VERA DRAKE (Mike Leigh, 2004)
Imelda Staunton stars as the title character in VERA DRAKE, the new film from writer-director Mike Leigh. Vera is the model of the post-World War II working class wife in 1950s London. She cleans houses to help with expenses and cares for the ill and the lonely in her neighborhood. From all appearances, she’s the sweetest, most innocent person in the world. Secretly, though, Vera “helps young girls with their problems”, or, in other words, performs illegal abortions.
There are probably few subjects more inflammatory for a film than abortion, but Leigh’s evenhanded treatment approaches the issue from a realistic perspective than a rhetorical one. Leigh doesn’t shy away from the actuality of what Vera does. He shows us the procedure and explains how it works. Some of the women depicted don’t think twice about choosing to have abortions while others experience great physical and emotional anguish. Leigh examines the public health and economic issues that affect why some women are able to terminate their pregnancies without any trouble from the law and why others must do so in hiding. Although those in opposing camps would have us believe otherwise, determining whether abortion should be legal is not simple. While I think Leigh has a specific viewpoint, his film is slippery to pin down and is stronger because of it. The toll of abortion and the consequences of its illegality are balanced, leaving us to decide what to make of it all. VERA DRAKE succeeds because Leigh is not interested in sloganeering but in looking at the human and moral cost. Vera is an apolitical character who, correctly or not, ignores the law to do what she believes is right for these women. Staunton’s tender performance puts a face on the struggle.

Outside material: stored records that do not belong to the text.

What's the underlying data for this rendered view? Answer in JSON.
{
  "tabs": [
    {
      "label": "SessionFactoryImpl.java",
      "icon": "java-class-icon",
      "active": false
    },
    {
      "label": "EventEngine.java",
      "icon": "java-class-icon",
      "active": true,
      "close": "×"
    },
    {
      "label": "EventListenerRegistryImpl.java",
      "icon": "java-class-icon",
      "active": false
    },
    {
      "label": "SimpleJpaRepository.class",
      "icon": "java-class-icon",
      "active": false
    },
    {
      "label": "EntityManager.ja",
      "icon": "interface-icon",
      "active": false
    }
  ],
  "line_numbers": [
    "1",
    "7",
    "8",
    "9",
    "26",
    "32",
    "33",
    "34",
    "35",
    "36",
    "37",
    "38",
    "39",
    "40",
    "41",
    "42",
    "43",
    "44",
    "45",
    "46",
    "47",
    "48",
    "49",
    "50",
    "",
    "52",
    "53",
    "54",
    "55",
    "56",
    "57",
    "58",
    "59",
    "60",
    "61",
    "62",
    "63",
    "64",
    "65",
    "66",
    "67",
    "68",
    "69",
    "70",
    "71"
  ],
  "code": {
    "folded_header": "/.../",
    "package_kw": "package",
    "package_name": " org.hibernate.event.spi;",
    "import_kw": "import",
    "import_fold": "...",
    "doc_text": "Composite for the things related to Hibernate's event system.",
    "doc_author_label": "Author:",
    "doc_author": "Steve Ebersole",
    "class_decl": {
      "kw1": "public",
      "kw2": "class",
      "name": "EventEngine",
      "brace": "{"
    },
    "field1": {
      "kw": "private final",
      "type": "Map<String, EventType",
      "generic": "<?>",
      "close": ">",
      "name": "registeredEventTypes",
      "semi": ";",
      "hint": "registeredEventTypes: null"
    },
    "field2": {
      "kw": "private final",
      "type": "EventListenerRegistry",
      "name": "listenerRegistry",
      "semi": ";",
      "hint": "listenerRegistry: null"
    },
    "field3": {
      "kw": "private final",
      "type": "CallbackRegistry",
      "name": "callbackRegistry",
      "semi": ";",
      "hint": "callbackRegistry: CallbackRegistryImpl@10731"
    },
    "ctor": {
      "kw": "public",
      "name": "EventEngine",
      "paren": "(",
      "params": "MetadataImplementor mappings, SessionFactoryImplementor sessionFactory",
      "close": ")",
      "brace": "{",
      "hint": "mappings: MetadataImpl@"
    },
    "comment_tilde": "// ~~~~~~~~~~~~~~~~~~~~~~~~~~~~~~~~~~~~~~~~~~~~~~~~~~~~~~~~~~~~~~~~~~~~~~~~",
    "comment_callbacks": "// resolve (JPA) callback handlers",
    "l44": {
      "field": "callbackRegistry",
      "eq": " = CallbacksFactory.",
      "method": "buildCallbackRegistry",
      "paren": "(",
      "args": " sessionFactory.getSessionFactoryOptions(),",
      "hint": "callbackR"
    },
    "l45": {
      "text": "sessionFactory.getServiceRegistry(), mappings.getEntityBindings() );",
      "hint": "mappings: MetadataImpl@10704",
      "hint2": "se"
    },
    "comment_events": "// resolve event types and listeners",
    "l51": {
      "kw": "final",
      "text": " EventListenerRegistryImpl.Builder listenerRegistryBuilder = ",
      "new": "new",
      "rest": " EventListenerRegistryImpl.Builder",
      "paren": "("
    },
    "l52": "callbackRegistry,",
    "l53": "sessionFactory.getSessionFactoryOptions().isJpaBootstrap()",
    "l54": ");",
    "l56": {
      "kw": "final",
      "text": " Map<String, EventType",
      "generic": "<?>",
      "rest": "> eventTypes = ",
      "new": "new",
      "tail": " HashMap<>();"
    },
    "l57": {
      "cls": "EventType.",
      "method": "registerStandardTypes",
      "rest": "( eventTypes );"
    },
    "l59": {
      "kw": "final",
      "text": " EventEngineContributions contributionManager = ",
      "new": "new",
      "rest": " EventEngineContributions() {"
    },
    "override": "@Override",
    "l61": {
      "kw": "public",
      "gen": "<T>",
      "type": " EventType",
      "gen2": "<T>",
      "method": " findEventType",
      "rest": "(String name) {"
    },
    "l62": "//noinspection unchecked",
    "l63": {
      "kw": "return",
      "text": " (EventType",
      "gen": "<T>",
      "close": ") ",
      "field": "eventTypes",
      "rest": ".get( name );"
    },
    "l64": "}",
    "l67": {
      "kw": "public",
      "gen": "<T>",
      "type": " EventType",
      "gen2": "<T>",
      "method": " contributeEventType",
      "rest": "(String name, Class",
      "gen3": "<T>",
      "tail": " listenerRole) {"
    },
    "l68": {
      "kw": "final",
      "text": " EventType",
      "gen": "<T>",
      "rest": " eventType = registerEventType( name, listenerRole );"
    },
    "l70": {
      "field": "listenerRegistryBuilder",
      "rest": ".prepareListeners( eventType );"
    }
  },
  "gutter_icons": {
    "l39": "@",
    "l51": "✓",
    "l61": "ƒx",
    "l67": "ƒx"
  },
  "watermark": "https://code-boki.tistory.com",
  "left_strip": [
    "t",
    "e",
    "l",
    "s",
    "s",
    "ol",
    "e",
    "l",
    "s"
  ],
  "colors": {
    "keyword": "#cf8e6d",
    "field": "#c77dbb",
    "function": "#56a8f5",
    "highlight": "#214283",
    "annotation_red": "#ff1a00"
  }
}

Her conflict is society’s. VERA DRAKE’S expert framing mitigates the combustible subject matter.
(Review first aired on the February 15, 2005 NOW PLAYING)